Are you allowed to use terminology from training packages in assessment instruments?

This was the question I posed to ASQA recently, after coming across this steadfast rule for the forth time at an RTO.

If a unit of competency is written poorly or uses a lot of technical language that needs to be deciphered or improved on, this is not an issue. But sometimes there is language in the training package that is actually industry terminology. If you need to use terminology that is industry specific that appears in a training package than according to ASQA, this should be ok:

“The Standards for RTOs do not prohibit the use of those terms which are commonly used or referred within nationally recognised training including in endorsed training packages or accredited courses under the Quality Training Framework.
It is however preferable that such terms are not used to describe components that are not nationally recognised as it could potentially confuse the customer/learner into believing they are enrolling into a training product that is nationally recognised.”

You can see the full reply here:

 

Thanks to feedback from the VET Leaders community on LinkedIn, the key learning is the rules of evidence are what are important, and to pay particularly close attention to making assessment tasks clear and concise with measurable outcomes. You almost certainly won’t get this outcome if you are copying training package information verbatim (either in the assessment instrument’s instructions or in the benchmark).

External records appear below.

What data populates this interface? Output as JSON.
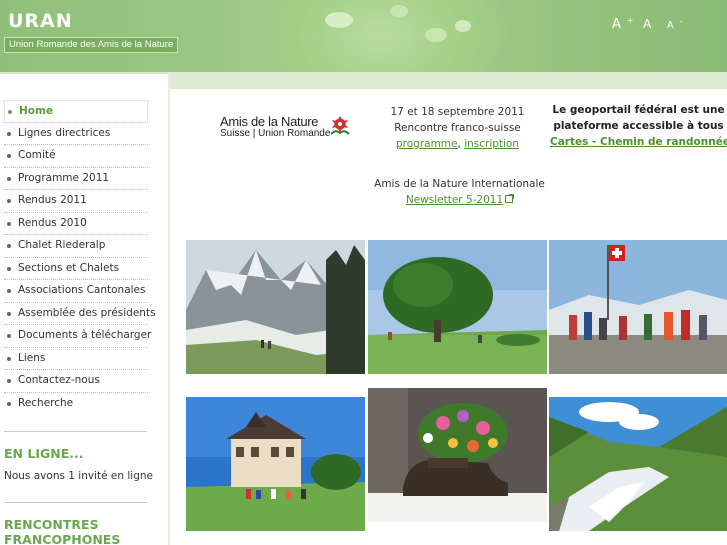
{
  "header": {
    "title": "URAN",
    "subtitle": "Union Romande des Amis de la Nature",
    "font_sizer": {
      "larger": "A",
      "larger_sup": "+",
      "normal": "A",
      "smaller": "A",
      "smaller_sup": "-"
    }
  },
  "nav": {
    "items": [
      {
        "label": "Home",
        "active": true
      },
      {
        "label": "Lignes directrices"
      },
      {
        "label": "Comité"
      },
      {
        "label": "Programme 2011"
      },
      {
        "label": "Rendus 2011"
      },
      {
        "label": "Rendus 2010"
      },
      {
        "label": "Chalet Riederalp"
      },
      {
        "label": "Sections et Chalets"
      },
      {
        "label": "Associations Cantonales"
      },
      {
        "label": "Assemblée des présidents"
      },
      {
        "label": "Documents à télécharger"
      },
      {
        "label": "Liens"
      },
      {
        "label": "Contactez-nous"
      },
      {
        "label": "Recherche"
      }
    ]
  },
  "online": {
    "heading": "EN LIGNE...",
    "text": "Nous avons 1 invité en ligne"
  },
  "rencontres": {
    "heading_line1": "RENCONTRES",
    "heading_line2": "FRANCOPHONES"
  },
  "logo": {
    "line1": "Amis de la Nature",
    "line2": "Suisse | Union Romande"
  },
  "event": {
    "date": "17 et 18 septembre 2011",
    "title": "Rencontre franco-suisse",
    "link1": "programme",
    "separator": ",",
    "link2": "inscription"
  },
  "international": {
    "title": "Amis de la Nature Internationale",
    "link": "Newsletter 5-2011"
  },
  "geoportail": {
    "text_line1": "Le geoportail fédéral est une",
    "text_line2": "plateforme accessible à tous",
    "link": "Cartes - Chemin de randonnées"
  },
  "photos": [
    {
      "name": "mountain-snow-photo"
    },
    {
      "name": "tree-meadow-photo"
    },
    {
      "name": "swiss-flag-group-photo"
    },
    {
      "name": "chalet-hikers-photo"
    },
    {
      "name": "flower-shoe-photo"
    },
    {
      "name": "mountain-stream-photo"
    }
  ],
  "colors": {
    "accent": "#6aa84f",
    "link": "#4e8f33",
    "header_green": "#9cc885"
  }
}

Helen Clancy noted: “If you use something like “communicates effectively” in an observation checklist, you don’t have a reliable instrument, because it is too open to interpretation by different trainers.”

Another great example was shared from Mandi Ryan: “I think the point about that is that if it’s something like ‘Use a variety of media’ then it’s not reliable as a measurement. How many media? Which media and so on. But if it’s something like ‘state the outcome’ then I guess there’s not too many other ways of saying it. And they either state it or they don’t! If it’s ‘conduct a one-man rescue’ then I’d want to see what it is expected they would do to conduct a one-man rescue.”

Finally, to quote Rachael Trbovic “If it’s not written in plain English and it’s not useful – keep it out.”

If you would like to see more suggestions on best practice resource development, check out our posts on best practice VET Resource Development.

Hopefully this sheds some more light on writing appropriate and compliant assessment.